Q: Who receives long term care services?
A: The average age of nursing home residents is 79. However, one in four people over age 85 lives in a nursing home. The majority or nursing home residents are considered disoriented. Need for long term care can happen to anyone, but typically it results from long-term illness. Unexpected injuries can also trigger the need for long term care.
Q: What does Medicare and Medicaid cover?
A: Medicare can cover every American ages 65 or older, or patients who have a Medicare card reading “Hospital Insurance.” The patient must be admitted to the facility by a physician’s order within 30 days of a 3-consecutive night hospital stay. Typically, Medicare pays for 100% of the first 20 days of care. For days 21-100, a daily co-pay is required. Past 100 days, Medicare does not cover skilled nursing fees. Medicare covers events such as hospitalization and post-hospital rehabilitation. It does not, however, provide financial assistance for basic care placement.
Medicaid is state-managed healthcare and long-term care provisions program for the financially needy. Those with low income and very few assets are typically eligible for Medicaid.
Q: How much do long term care services typically cost?
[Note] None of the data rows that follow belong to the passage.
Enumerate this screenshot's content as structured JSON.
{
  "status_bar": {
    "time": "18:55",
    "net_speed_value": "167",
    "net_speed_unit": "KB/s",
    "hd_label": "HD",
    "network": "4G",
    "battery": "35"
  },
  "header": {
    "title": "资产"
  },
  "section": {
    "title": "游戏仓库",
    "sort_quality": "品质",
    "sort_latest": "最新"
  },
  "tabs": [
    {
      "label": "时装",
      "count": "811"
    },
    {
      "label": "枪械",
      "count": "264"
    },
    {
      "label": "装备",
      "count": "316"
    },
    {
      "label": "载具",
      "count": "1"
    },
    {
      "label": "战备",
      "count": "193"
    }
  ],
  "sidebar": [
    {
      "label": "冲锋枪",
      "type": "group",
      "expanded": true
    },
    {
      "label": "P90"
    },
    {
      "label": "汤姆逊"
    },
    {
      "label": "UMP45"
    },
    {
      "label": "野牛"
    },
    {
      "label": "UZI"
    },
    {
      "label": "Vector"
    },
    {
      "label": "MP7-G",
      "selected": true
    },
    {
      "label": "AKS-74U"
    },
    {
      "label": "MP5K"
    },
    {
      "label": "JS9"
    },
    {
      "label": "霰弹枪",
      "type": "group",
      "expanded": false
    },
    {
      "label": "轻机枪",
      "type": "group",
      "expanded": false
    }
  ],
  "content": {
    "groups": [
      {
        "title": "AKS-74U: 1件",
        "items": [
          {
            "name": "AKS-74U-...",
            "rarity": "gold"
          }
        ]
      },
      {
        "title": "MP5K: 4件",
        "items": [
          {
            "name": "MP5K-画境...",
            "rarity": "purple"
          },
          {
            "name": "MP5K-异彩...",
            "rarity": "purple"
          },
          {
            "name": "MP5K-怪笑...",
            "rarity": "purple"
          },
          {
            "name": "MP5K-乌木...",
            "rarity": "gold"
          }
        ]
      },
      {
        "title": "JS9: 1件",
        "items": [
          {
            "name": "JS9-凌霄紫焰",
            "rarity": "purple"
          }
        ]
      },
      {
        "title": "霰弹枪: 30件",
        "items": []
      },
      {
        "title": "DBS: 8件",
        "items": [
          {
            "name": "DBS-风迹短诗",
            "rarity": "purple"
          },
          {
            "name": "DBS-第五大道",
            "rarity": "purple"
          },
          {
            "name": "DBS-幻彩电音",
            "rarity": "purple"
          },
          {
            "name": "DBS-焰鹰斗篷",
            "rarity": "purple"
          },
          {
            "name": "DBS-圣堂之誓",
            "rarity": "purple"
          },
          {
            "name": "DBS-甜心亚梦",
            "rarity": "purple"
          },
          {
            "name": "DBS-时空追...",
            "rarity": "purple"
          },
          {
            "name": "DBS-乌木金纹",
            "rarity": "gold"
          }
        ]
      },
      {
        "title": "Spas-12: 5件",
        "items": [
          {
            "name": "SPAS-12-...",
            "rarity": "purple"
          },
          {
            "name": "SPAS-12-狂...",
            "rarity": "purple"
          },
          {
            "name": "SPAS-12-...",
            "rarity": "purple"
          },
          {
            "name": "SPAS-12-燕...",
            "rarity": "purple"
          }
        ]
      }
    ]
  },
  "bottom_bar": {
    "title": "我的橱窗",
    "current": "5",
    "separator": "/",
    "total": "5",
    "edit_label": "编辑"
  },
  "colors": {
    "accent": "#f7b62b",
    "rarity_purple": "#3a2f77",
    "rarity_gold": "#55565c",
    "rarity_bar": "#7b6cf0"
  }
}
A: Long term care services can add up. In the US, the national home health aide average cost is approximately $55,000, providing 8 hours of service per day. The national average for a private nursing home room is over $77,000. These amounts can be double depending on the area of the country.